aeson-pretty-0.8.2: JSON pretty-printing library and command-line tool.

Safe HaskellNone




Aeson-compatible pretty-printing of JSON Values.


Simple Pretty-Printing

encodePretty :: ToJSON a => a -> ByteString Source #

A drop-in replacement for aeson's encode function, producing JSON-ByteStrings for human readers.

Follows the default configuration in defConfig.

encodePrettyToTextBuilder :: ToJSON a => a -> Builder Source #

A drop-in replacement for aeson's encodeToTextBuilder function, producing JSON-ByteStrings for human readers.

Follows the default configuration in defConfig.

Pretty-Printing with Configuration Options

encodePretty' :: ToJSON a => Config -> a -> ByteString Source #

A variant of encodePretty that takes an additional configuration parameter.

encodePrettyToTextBuilder' :: ToJSON a => Config -> a -> Builder Source #

A variant of encodeToTextBuilder that takes an additional configuration parameter.

data Config Source #




defConfig :: Config Source #

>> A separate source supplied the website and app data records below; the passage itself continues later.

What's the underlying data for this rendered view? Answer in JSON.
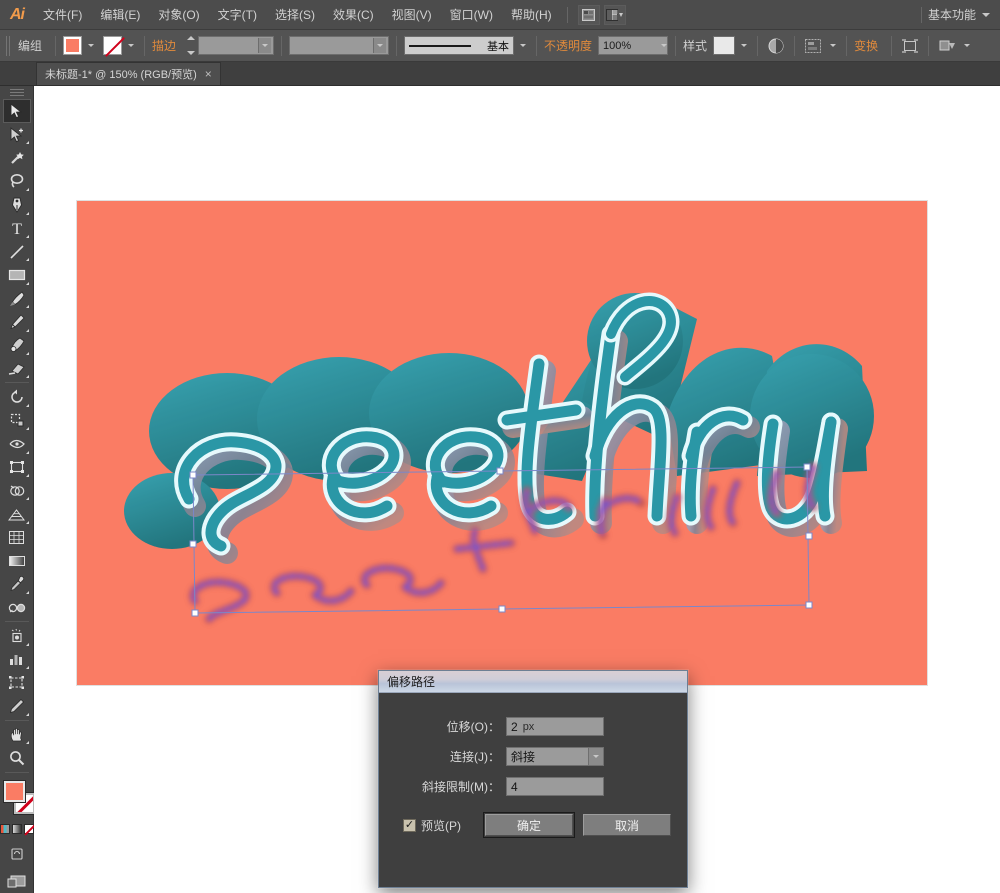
{
  "app": {
    "name": "Adobe Illustrator",
    "logo": "Ai"
  },
  "menubar": {
    "items": [
      {
        "label": "文件(F)",
        "name": "menu-file"
      },
      {
        "label": "编辑(E)",
        "name": "menu-edit"
      },
      {
        "label": "对象(O)",
        "name": "menu-object"
      },
      {
        "label": "文字(T)",
        "name": "menu-type"
      },
      {
        "label": "选择(S)",
        "name": "menu-select"
      },
      {
        "label": "效果(C)",
        "name": "menu-effect"
      },
      {
        "label": "视图(V)",
        "name": "menu-view"
      },
      {
        "label": "窗口(W)",
        "name": "menu-window"
      },
      {
        "label": "帮助(H)",
        "name": "menu-help"
      }
    ],
    "workspace": "基本功能"
  },
  "controlbar": {
    "selection_label": "编组",
    "fill_color": "#fa7c64",
    "stroke_label": "描边",
    "stroke_weight": "",
    "stroke_profile": "",
    "brush_label": "基本",
    "opacity_label": "不透明度",
    "opacity_value": "100%",
    "style_label": "样式",
    "transform_label": "变换"
  },
  "tabbar": {
    "document_title": "未标题-1* @ 150% (RGB/预览)",
    "close_glyph": "×"
  },
  "toolbar": {
    "tools": [
      {
        "name": "selection-tool",
        "label": "选择工具"
      },
      {
        "name": "direct-selection-tool",
        "label": "直接选择工具"
      },
      {
        "name": "magic-wand-tool",
        "label": "魔棒工具"
      },
      {
        "name": "lasso-tool",
        "label": "套索工具"
      },
      {
        "name": "pen-tool",
        "label": "钢笔工具"
      },
      {
        "name": "type-tool",
        "label": "文字工具"
      },
      {
        "name": "line-segment-tool",
        "label": "直线段工具"
      },
      {
        "name": "rectangle-tool",
        "label": "矩形工具"
      },
      {
        "name": "paintbrush-tool",
        "label": "画笔工具"
      },
      {
        "name": "pencil-tool",
        "label": "铅笔工具"
      },
      {
        "name": "blob-brush-tool",
        "label": "斑点画笔工具"
      },
      {
        "name": "eraser-tool",
        "label": "橡皮擦工具"
      },
      {
        "name": "rotate-tool",
        "label": "旋转工具"
      },
      {
        "name": "scale-tool",
        "label": "比例缩放工具"
      },
      {
        "name": "width-tool",
        "label": "宽度工具"
      },
      {
        "name": "free-transform-tool",
        "label": "自由变换工具"
      },
      {
        "name": "shape-builder-tool",
        "label": "形状生成器工具"
      },
      {
        "name": "perspective-grid-tool",
        "label": "透视网格工具"
      },
      {
        "name": "mesh-tool",
        "label": "网格工具"
      },
      {
        "name": "gradient-tool",
        "label": "渐变工具"
      },
      {
        "name": "eyedropper-tool",
        "label": "吸管工具"
      },
      {
        "name": "blend-tool",
        "label": "混合工具"
      },
      {
        "name": "symbol-sprayer-tool",
        "label": "符号喷枪工具"
      },
      {
        "name": "column-graph-tool",
        "label": "柱形图工具"
      },
      {
        "name": "artboard-tool",
        "label": "画板工具"
      },
      {
        "name": "slice-tool",
        "label": "切片工具"
      },
      {
        "name": "hand-tool",
        "label": "抓手工具"
      },
      {
        "name": "zoom-tool",
        "label": "缩放工具"
      }
    ],
    "fill_color": "#fa7c64",
    "stroke_color": "none"
  },
  "canvas": {
    "artboard_color": "#fa7c64",
    "artwork_text_1": "see",
    "artwork_text_2": "thru",
    "artwork_fill": "#2f9fae",
    "artwork_shadow": "#1d7f8d",
    "artwork_highlight": "#d8f4f7",
    "selection_color": "#7b87c9",
    "zoom_level": "150%"
  },
  "dialog": {
    "title": "偏移路径",
    "fields": [
      {
        "label": "位移(O)：",
        "value": "2",
        "unit": "px",
        "name": "offset-field"
      },
      {
        "label": "连接(J)：",
        "value": "斜接",
        "name": "join-select"
      },
      {
        "label": "斜接限制(M)：",
        "value": "4",
        "name": "miter-limit-field"
      }
    ],
    "preview_label": "预览(P)",
    "preview_checked": true,
    "check_glyph": "✓",
    "ok_label": "确定",
    "cancel_label": "取消"
  }
}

The default configuration: indent by four spaces per level of nesting, do not sort objects by key.

defConfig = Config { confIndent = 4, confCompare = mempty, confNumFormat = Generic }

data Indent Source #

Indentation per level of nesting. Spaces 0 removes all whitespace from the output.


Spaces Int 

data NumberFormat Source #



The standard behaviour of the encode function. Uses integer literals for integers (1, 2, 3...), simple decimals for fractional values between 0.1 and 9,999,999, and scientific notation otherwise.


Scientific notation (e.g. 2.3e123).


Standard decimal notation

Custom (Scientific -> Builder)

Custom formatting function

Sorting Keys in Objects

With the Aeson library, the order of keys in objects is undefined due to objects being implemented as HashMaps. To allow user-specified key orders in the pretty-printed JSON, encodePretty' can be configured with a comparison function. These comparison functions can be composed using the Monoid interface. Some other useful helper functions to keep in mind are comparing and on.

Consider the following deliberately convoluted example, demonstrating the use of comparison functions:

An object might pretty-print as follows

  "baz": ...,
  "bar": ...,
  "foo": ...,
  "quux": ...,

which is clearly a confusing order of keys. By using a comparison function such as

comp :: Text -> Text -> Ordering
comp = keyOrder ["foo","bar"] `mappend` comparing length

we can achieve the desired neat result:

  "foo": ...,
  "bar": ...,
  "baz": ...,
  "quux": ...,

mempty :: Monoid a => a #

Identity of mappend

Serves as an order-preserving (non-)sort function. Re-exported from Data.Monoid.

compare :: Ord a => a -> a -> Ordering #

Sort keys in their natural order, i.e. by comparing character codes. Re-exported from the Prelude and Data.Ord

keyOrder :: [Text] -> Text -> Text -> Ordering Source #

Sort keys by their order of appearance in the argument list.

Keys that are not present in the argument list are considered to be greater than any key in the list and equal to all keys not in the list. I.e. keys not in the argument list are moved to the end, while their order is preserved.